-- RECORDS TO PROCESS follows --

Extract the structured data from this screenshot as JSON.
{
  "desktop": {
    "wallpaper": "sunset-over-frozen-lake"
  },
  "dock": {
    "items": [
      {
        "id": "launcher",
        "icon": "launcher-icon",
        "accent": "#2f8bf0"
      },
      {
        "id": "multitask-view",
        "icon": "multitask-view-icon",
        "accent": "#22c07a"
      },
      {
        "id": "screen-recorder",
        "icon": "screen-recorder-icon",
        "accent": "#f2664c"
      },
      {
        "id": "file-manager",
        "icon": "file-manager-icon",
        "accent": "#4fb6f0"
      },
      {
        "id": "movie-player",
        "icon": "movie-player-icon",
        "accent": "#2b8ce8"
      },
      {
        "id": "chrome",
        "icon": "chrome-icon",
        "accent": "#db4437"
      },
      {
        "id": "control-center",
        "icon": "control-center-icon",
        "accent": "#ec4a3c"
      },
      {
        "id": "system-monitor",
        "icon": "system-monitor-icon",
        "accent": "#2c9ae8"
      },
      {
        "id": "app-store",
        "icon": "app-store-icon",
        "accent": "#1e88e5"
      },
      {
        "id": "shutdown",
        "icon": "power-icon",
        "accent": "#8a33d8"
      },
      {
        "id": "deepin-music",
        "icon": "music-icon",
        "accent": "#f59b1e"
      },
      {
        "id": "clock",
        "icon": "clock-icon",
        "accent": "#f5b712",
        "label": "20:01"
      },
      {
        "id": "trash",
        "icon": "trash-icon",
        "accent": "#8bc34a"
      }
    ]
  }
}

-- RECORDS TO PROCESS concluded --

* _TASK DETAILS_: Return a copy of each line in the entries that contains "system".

* _EXPECTED OUTPUT_:
        "id": "system-monitor",
        "icon": "system-monitor-icon",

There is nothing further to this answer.